Justice Gorsuch, joined by Justice Thomas, dissented separately to argue that there are, in fact, two different types of state sovereign immunity. The first, “structural immunity” derives from the structure of the Constitution, and sounds in personal jurisdiction, such that the state can waive it by consent. The second, “Eleventh Amendment immunity,” derives from the Eleventh Amendment’s text, which, for Justice Gorsuch, comprehensively eliminates federal judicial power over suits filed against the States. This Eleventh Amendment immunity sounds in subject-matter jurisdiction, and as such cannot be waived. Because PennEast sued New Jersey, it triggered the Eleventh Amendment immunity. Thus, for Justice Gorsuch, although the Court did not address the issue because it was not briefed, the lower courts on remand should consider whether they have subject-matter jurisdiction over this dispute at all pursuant to the Eleventh Amendment.
Justice Barrett wrote the primary dissent, which was joined by Justices Thomas, Kagan, and Gorsuch. For Justice Barrett, the majority’s error is straightforward: It is undisputed that Congress cannot use the Commerce Clause to strip states of their sovereign immunity. The NGA was passed pursuant to the Commerce Clause, so there can be no non-consensual waiver of sovereign immunity by states to be sued by private delegatees under the NGA. Moreover, with respect to the states’ purported waiver of immunity by surrendering it in the plan of the Convention, Justice Barrett contended that there is “no textual, structural, or historical support” for the assertion. The absence of an “eminent domain” clause in the Constitution means the states could not have agreed to relinquish their immunity to such claims when they signed on to the document. The long history of Federal eminent domain use by one private party against another private party does not support use of the power by a private party against the states. For Justice Barrett, the fact that state sovereign immunity can hamper Congress’s goals is not a bug of our constitutional system, but a feature.

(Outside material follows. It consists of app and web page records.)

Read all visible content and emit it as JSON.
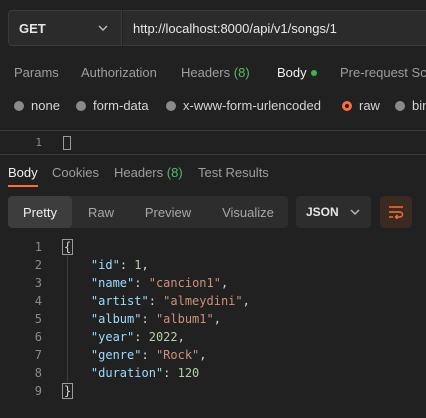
{
  "request": {
    "method": "GET",
    "url": "http://localhost:8000/api/v1/songs/1"
  },
  "request_tabs": {
    "params": "Params",
    "authorization": "Authorization",
    "headers": "Headers",
    "headers_count": "(8)",
    "body": "Body",
    "prerequest": "Pre-request Scr"
  },
  "body_types": {
    "none": "none",
    "form_data": "form-data",
    "urlencoded": "x-www-form-urlencoded",
    "raw": "raw",
    "binary": "bin"
  },
  "request_editor": {
    "line1": "1"
  },
  "response_tabs": {
    "body": "Body",
    "cookies": "Cookies",
    "headers": "Headers",
    "headers_count": "(8)",
    "test_results": "Test Results"
  },
  "view_modes": {
    "pretty": "Pretty",
    "raw": "Raw",
    "preview": "Preview",
    "visualize": "Visualize"
  },
  "format_select": "JSON",
  "response_lines": [
    {
      "n": "1",
      "open": "{"
    },
    {
      "n": "2",
      "key": "\"id\"",
      "sep": ": ",
      "val": "1",
      "type": "num",
      "end": ","
    },
    {
      "n": "3",
      "key": "\"name\"",
      "sep": ": ",
      "val": "\"cancion1\"",
      "type": "str",
      "end": ","
    },
    {
      "n": "4",
      "key": "\"artist\"",
      "sep": ": ",
      "val": "\"almeydini\"",
      "type": "str",
      "end": ","
    },
    {
      "n": "5",
      "key": "\"album\"",
      "sep": ": ",
      "val": "\"album1\"",
      "type": "str",
      "end": ","
    },
    {
      "n": "6",
      "key": "\"year\"",
      "sep": ": ",
      "val": "2022",
      "type": "num",
      "end": ","
    },
    {
      "n": "7",
      "key": "\"genre\"",
      "sep": ": ",
      "val": "\"Rock\"",
      "type": "str",
      "end": ","
    },
    {
      "n": "8",
      "key": "\"duration\"",
      "sep": ": ",
      "val": "120",
      "type": "num",
      "end": ""
    },
    {
      "n": "9",
      "close": "}"
    }
  ],
  "colors": {
    "accent": "#ff6c37",
    "success": "#3bb554"
  }
}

And with that, our coverage of the OT20 term comes to a close. We’d like to take this opportunity to thank the team of Wiggin attorneys operating behind the scenes to bring you these (occasionally) timely summaries of the Court’s decisions: Jeff Babbin, Aaron Bayer, Nikki Dwyer, Kim Rinehart, Michael Rondon, and Shai Silverman. Have a great summer!